About this task: The required answer is each line in the entries below where "page" occurs.

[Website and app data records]
══════════
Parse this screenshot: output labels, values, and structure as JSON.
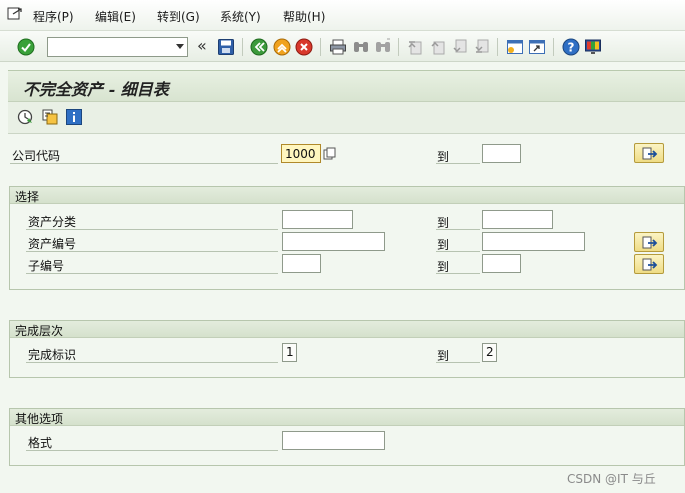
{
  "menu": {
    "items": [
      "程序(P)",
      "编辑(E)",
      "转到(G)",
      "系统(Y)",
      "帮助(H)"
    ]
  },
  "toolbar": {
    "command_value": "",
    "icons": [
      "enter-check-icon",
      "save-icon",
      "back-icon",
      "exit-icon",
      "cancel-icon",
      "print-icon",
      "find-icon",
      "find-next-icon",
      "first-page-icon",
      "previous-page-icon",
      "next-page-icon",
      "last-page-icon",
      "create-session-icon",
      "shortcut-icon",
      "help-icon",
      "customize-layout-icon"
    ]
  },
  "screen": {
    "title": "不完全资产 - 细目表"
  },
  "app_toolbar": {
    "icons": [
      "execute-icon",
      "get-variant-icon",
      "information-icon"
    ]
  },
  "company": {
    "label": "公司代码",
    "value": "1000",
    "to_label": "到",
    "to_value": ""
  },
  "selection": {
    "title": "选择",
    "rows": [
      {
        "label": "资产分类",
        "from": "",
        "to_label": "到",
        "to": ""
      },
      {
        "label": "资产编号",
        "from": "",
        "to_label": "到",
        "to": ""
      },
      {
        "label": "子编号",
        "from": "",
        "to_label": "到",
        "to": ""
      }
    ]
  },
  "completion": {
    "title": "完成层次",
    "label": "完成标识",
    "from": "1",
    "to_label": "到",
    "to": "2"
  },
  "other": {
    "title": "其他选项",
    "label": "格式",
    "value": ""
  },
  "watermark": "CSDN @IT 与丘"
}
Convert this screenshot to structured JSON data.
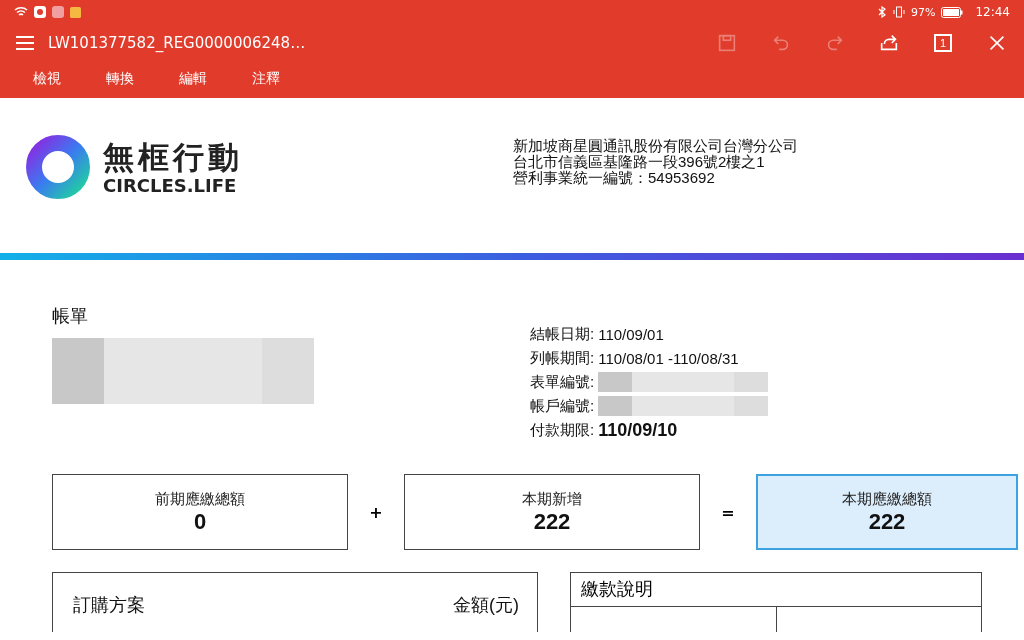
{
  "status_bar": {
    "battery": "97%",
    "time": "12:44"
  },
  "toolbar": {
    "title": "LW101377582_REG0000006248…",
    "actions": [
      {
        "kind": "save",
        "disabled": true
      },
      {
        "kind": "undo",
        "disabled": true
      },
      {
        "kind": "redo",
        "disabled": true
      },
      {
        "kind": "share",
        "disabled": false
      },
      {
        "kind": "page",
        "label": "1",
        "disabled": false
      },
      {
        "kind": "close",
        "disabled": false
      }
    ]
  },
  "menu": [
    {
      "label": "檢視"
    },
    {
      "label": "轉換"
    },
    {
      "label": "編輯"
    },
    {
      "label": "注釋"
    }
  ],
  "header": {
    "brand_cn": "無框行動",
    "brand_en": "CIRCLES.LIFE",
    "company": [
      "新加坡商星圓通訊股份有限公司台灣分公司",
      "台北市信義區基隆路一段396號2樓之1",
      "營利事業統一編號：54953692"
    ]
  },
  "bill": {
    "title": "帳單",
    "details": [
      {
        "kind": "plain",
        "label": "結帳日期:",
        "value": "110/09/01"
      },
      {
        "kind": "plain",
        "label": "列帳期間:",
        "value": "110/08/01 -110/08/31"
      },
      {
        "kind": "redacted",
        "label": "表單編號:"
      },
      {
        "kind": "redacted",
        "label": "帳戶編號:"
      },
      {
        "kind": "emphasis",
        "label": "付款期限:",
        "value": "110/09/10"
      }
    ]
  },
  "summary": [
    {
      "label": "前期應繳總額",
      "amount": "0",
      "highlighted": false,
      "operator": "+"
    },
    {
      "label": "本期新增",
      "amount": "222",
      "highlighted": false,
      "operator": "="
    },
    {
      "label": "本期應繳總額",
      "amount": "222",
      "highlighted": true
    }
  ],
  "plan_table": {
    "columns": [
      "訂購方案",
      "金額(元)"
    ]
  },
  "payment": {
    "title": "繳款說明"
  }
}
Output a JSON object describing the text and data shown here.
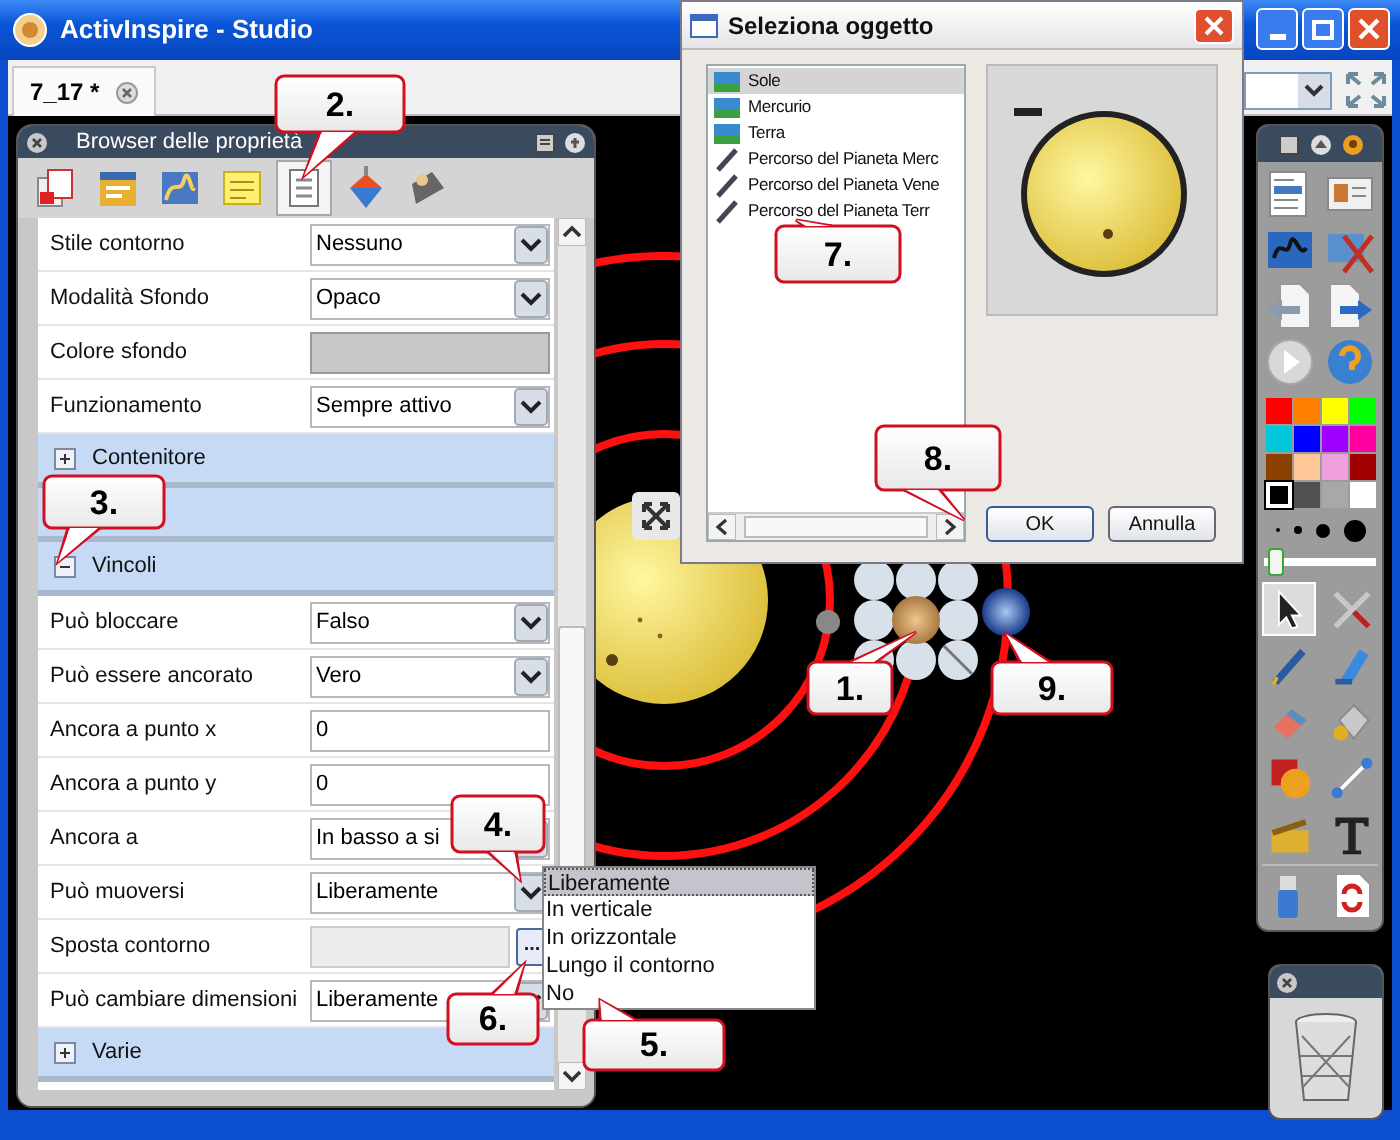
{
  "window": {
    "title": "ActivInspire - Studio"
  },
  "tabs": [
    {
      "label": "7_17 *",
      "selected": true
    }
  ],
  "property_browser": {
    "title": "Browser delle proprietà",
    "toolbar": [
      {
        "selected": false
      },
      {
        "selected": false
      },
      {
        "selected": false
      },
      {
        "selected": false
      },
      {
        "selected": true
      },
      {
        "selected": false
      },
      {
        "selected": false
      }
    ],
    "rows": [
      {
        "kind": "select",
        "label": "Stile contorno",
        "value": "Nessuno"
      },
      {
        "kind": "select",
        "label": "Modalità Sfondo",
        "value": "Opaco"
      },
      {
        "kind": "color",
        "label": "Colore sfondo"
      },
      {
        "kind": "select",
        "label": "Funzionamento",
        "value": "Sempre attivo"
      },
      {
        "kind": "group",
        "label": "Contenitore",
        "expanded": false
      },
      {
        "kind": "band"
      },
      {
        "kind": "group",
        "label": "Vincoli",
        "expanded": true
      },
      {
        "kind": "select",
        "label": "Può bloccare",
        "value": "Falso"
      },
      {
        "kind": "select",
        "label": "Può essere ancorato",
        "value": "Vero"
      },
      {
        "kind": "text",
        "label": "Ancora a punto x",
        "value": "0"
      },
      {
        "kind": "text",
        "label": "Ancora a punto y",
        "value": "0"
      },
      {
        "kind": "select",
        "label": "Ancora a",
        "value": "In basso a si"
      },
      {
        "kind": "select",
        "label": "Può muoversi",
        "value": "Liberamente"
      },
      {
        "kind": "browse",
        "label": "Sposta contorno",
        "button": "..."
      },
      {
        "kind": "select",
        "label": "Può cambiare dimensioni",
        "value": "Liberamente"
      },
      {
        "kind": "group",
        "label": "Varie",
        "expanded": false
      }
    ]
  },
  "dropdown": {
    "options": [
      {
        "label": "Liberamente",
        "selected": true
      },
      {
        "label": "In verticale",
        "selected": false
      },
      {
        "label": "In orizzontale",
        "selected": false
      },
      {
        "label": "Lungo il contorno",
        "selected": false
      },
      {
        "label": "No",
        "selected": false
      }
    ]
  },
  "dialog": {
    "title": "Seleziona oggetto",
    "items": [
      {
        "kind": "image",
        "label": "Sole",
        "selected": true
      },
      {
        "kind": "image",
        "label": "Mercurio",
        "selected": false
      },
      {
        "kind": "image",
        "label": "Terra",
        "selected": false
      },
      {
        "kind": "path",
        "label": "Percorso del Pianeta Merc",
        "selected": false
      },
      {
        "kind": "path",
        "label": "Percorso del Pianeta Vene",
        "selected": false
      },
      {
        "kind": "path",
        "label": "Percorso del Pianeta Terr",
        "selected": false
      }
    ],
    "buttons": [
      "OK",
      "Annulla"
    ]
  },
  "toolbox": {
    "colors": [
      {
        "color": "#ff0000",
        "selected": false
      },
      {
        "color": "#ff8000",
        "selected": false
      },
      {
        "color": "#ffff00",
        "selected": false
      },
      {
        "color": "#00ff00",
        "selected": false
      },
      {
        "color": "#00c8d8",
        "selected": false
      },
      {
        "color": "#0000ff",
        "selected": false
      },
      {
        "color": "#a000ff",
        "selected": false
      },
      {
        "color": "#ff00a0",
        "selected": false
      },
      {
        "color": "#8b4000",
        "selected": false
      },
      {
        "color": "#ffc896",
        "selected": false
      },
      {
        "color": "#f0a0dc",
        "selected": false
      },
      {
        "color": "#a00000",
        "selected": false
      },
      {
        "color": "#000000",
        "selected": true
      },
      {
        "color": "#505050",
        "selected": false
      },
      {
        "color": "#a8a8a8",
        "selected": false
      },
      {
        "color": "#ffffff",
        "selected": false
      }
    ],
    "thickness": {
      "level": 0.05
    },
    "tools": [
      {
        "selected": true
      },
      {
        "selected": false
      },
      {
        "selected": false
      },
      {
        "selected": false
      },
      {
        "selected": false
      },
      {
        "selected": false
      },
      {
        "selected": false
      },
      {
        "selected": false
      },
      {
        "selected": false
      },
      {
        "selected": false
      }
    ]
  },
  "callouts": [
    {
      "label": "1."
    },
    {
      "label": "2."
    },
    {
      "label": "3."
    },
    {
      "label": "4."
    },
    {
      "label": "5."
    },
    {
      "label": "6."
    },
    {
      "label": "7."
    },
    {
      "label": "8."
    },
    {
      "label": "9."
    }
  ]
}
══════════
Response:
      "first-page-icon",
      "previous-page-icon",
      "next-page-icon",
      "last-page-icon",
        "kind": "page",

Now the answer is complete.